**Work instruction**.
Whenever the word "header" turns up in a line of the data below, copy that line.

++++ Task input ++++

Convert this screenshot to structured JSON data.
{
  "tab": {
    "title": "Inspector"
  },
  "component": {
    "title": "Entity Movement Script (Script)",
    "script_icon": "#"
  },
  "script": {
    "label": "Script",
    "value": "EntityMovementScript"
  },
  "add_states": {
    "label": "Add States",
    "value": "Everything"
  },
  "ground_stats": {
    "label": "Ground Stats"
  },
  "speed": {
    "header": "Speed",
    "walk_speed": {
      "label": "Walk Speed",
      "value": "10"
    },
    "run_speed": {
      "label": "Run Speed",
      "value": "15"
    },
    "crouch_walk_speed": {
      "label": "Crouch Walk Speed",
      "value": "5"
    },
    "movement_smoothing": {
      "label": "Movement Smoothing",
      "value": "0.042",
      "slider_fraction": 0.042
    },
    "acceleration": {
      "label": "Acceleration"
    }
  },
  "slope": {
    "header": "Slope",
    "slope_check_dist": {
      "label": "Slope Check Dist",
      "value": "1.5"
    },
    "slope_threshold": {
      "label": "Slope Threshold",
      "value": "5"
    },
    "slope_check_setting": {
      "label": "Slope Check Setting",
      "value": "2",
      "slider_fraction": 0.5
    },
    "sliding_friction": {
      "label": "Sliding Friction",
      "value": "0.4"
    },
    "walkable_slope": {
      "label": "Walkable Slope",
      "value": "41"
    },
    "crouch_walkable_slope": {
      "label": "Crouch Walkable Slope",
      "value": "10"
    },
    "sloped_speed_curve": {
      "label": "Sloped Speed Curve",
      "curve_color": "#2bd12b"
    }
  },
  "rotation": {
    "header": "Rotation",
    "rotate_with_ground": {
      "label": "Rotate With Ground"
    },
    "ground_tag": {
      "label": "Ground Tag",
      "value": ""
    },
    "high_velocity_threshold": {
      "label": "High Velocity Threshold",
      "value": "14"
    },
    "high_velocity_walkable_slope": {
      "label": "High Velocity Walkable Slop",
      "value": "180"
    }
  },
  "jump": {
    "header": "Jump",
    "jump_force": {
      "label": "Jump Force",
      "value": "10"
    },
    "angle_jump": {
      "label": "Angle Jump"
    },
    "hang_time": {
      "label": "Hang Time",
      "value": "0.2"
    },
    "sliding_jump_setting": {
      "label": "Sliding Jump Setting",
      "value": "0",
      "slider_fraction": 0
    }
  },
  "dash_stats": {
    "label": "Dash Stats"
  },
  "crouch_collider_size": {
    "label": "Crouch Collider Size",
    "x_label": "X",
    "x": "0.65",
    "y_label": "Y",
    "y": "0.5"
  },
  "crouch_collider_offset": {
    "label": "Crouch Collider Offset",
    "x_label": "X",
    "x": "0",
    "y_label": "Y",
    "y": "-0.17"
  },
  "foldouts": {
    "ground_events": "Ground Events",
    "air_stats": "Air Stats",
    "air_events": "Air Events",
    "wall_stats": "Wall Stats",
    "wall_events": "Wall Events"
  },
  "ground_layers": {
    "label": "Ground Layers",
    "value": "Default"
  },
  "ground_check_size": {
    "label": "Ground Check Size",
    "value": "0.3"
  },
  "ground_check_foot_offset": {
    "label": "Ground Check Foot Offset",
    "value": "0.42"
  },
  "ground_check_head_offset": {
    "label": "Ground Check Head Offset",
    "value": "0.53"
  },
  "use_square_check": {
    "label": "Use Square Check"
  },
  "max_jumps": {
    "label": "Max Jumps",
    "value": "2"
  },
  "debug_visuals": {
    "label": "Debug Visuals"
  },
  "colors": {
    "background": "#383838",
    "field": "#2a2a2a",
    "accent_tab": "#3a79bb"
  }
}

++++

**Response to this exercise**.
    "header": "Speed",
    "header": "Slope",
    "header": "Rotation",
    "header": "Jump",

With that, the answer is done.